  10. A lawyer should not call any witness, even his or her client, by the witness' first name.
  11. Lawyers should limit voir dire questions to the proper purpose of voir dire and should not attempt to instruct the jury as to the law or to argue their case to the jury by means of voir dire questions.
  12. Lawyers should be on time for all Court appearances, including all calls of the list.
  13. Lawyers who have cases on a miscellaneous hearing list should remain immediately available, so that when their case is called they are ready to begin promptly.
  14. All lawyers, in accordance with the Court Rules, should be prepared at all times when they appear before the Court.
  15. Lawyers should exhibit courtesy in the courtroom toward opposing counsel as well as to the Court.
  16. Trial Counsel should include the authority relied upon in points for charge and refrain from unduly repetitious points.
  17. Lawyers should wait until all of the assignments have been announced on an argument or other list before engaging others in conversation or gathering their briefcases, charts, and other paraphernalia and leaving the courtroom.
  18. Counsel should be available in their offices or at the Court House to respond to telephone calls during civil and criminal trials.
  19. Trials or hearings may not be continued without court approval. Discovery deadlines fixed by court order may not be extended without court approval. The mere agreement of counsel to a continuance or to an extension is insufficient.

President's Welcome

Hello Members and Happy New Year! I will have the honor of serving as President of the Monroe County Bar Association in 2024. I look forward to continuing to build on the success of my predecessors in carrying out the MCBA mission.

My membership in the MCBA began the moment I became a law clerk and was sworn in by then President Judge Ronald E. Vican. Judge Vican heavily encouraged his law clerks to become involved in the bar association because he was well aware of how that involvement would benefit our future careers when our clerkships came to an end. Initially, I was heavily involved in the Young Lawyers Division of the MCBA and I was soon recruited to be the YLD President. That position gave me a seat on the "Big Board" and allowed me to make connections and learn from more seasoned attorneys in the bar. Those connections continued throughout the years and many of those same attorneys continue to mentor and guide me as we grow together in our profession.

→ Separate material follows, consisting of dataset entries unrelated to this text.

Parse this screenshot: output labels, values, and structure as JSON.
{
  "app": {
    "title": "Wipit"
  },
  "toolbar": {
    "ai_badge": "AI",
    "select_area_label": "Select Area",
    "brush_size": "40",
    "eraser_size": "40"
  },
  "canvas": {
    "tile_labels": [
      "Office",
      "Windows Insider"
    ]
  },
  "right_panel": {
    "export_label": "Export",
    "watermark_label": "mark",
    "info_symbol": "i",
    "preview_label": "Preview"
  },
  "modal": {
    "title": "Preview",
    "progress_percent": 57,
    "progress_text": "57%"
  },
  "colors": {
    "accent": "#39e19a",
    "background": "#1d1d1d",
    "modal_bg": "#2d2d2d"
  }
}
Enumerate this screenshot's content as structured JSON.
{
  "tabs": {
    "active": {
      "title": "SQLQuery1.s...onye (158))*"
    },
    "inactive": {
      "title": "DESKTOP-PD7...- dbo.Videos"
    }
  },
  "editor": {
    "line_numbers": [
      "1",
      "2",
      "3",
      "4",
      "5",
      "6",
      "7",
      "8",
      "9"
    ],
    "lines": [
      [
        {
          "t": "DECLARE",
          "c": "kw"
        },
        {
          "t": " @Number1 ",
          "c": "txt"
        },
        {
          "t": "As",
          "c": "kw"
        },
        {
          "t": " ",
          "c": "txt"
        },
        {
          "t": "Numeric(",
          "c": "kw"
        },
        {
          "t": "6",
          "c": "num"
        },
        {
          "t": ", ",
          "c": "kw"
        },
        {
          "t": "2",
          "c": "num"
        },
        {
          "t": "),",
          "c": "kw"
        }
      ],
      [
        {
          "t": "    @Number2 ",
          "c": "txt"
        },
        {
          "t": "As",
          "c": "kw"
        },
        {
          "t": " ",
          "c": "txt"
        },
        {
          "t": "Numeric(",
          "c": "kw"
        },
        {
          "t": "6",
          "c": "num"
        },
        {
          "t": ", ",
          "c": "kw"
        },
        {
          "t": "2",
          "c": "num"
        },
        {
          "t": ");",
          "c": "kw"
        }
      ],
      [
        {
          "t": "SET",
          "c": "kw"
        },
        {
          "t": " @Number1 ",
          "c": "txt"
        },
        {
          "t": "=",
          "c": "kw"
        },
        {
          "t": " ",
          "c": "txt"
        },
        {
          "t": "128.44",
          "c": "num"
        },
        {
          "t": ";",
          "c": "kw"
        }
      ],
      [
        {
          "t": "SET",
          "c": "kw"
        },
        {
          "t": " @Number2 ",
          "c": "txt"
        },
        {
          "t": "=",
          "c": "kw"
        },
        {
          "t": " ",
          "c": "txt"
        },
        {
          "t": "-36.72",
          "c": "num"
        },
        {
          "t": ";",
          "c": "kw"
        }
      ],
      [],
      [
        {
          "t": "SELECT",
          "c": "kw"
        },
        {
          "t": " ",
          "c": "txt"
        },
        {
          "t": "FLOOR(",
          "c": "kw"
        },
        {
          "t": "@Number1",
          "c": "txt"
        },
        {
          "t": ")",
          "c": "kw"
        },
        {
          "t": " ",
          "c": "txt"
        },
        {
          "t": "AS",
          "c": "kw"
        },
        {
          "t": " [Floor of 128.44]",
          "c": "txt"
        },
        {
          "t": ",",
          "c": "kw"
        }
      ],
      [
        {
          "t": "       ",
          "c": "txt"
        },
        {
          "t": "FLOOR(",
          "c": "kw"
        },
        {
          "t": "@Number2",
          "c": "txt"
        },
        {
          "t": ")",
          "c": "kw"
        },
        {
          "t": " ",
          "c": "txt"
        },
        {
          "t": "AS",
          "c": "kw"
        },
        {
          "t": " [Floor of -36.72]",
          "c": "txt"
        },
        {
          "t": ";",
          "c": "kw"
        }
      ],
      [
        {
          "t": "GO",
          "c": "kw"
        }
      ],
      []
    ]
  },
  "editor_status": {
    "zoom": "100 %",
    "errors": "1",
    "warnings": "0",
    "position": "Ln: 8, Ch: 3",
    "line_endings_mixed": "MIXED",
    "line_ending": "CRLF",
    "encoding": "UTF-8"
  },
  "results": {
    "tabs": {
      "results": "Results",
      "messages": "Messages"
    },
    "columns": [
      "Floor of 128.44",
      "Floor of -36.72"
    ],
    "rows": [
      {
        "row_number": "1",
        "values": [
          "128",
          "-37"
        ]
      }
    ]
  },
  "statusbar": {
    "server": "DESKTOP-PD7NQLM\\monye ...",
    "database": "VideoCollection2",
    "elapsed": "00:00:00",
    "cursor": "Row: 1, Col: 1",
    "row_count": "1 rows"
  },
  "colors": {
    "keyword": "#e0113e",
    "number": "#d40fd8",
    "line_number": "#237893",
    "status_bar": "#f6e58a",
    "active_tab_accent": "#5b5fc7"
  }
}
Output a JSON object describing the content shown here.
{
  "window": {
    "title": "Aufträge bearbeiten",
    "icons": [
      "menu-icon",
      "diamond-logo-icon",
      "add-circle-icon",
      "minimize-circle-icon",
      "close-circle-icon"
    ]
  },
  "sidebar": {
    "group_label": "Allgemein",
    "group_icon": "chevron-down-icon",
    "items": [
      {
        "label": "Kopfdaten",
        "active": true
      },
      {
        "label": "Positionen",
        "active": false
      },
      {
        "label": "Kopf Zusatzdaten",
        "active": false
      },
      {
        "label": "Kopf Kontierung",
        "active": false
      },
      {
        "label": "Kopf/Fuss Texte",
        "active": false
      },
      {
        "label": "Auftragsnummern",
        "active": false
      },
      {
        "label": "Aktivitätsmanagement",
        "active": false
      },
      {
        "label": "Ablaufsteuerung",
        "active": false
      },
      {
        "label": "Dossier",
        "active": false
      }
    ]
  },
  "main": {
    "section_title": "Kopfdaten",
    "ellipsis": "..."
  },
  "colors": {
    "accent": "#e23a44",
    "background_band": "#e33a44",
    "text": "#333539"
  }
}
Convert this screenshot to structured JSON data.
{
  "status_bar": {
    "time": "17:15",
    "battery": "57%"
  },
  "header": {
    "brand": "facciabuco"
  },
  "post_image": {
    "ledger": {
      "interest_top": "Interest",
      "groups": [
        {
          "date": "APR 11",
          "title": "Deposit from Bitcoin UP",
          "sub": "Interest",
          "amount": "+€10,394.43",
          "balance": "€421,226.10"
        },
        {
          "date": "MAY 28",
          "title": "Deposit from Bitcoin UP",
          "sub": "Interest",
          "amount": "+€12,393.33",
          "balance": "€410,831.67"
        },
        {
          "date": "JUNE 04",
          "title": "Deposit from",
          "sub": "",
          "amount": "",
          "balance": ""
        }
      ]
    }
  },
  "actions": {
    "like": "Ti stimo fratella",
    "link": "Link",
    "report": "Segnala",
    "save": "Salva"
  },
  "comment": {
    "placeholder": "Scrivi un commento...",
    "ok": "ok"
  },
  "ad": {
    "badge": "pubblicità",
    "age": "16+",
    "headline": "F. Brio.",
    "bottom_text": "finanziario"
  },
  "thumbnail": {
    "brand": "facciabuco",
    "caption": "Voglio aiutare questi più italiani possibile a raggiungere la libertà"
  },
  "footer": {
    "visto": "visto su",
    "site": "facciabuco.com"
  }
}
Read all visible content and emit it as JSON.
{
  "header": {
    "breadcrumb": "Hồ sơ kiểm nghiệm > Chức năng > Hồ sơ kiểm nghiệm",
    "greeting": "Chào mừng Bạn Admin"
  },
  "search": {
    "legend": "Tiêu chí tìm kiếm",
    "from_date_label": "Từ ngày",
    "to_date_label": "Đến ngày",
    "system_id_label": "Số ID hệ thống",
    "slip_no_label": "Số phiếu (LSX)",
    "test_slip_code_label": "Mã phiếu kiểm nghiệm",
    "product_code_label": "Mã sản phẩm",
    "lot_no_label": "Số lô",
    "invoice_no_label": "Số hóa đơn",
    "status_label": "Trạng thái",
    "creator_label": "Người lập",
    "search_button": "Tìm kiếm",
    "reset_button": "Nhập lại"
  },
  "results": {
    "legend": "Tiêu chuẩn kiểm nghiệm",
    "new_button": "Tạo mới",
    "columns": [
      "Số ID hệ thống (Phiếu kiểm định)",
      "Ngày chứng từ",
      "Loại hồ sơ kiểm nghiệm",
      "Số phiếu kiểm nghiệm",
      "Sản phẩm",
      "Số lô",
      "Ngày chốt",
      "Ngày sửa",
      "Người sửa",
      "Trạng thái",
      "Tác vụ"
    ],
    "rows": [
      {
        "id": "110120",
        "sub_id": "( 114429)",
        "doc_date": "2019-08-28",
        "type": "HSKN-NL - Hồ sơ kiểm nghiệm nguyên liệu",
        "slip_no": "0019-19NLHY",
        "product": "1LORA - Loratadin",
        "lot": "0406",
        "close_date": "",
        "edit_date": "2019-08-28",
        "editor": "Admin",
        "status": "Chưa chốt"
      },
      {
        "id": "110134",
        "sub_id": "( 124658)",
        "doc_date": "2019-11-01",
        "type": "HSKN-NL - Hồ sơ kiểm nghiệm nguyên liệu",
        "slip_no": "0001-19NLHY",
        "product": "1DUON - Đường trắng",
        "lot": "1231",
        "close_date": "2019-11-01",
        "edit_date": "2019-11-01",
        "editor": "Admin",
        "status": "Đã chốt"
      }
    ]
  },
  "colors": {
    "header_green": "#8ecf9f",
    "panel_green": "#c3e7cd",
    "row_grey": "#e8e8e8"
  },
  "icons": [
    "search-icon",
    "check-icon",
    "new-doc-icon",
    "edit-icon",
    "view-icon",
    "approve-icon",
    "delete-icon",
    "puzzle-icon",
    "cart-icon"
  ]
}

There is such value in the relationships we build when we choose to devote ourselves to the mission of the MCBA: “to maintain the honor and dignity of the profession of the law and to cultivate social interaction among its members...” My goal as president for 2024 is to welcome and encourage all new members and young lawyers to become active participants in the camaraderie that has made my experience of practicing law in Monroe County so fulfilling, rewarding and enjoyable.

I wish all my fellow members of the MCBA family a healthy, happy and prosperous 2024.

Victoria A. Strunk, Esquire


Victoria A. Strunk, Esquire
Gross McGinley LLP
411 Main Street, Suite 101
Stroudsburg PA 18360
David N. Marra, Esquire
Vice President
Pike County District Attorney’s Office
506 Broad Street
Milford PA 18337
Brandie J. Belanger, Esquire
ARM Lawyers
220 Delaware Avenue
Palmerton PA 18071
484.765.8140 Fax: 484.544.8625
Noelle Wilkinson, Esquire
Office of the District Attorney
701 Main Street, Second Floor
Stroudsburg PA 18360
Vincent Rubino, Esquire
Immediate Past President
Newman Williams, P.C.
712 Monroe Street
Stroudsburg PA 18360
570.421.9090 Fax: 570.424.9739
Gerald Brunell, Esquire
President-Young Lawyers Division
Cramer, Swetz, McManus & Jordan, P.C.
711 Sarah Street
Stroudsburg PA 18360
570.421.5568 Fax: 484.544.8625
Patrick J. Best, Esquire
Member at Large
ARM Lawyers 18 North Eighth Street
Stroudsburg PA 18360
570.424.6899 Fax: 484.544.8625
Kelly L. Lombardo, Esquire
Member at Large
Lori J. Cerato Elder Law
729 Sarah Street
Stroudsburg PA 18360
Lori Ann Siegle
Executive Director
Monroe County Bar Association
913 Main Street Stroudsburg PA 18360
570.424.7288 Fax: 570.424.8234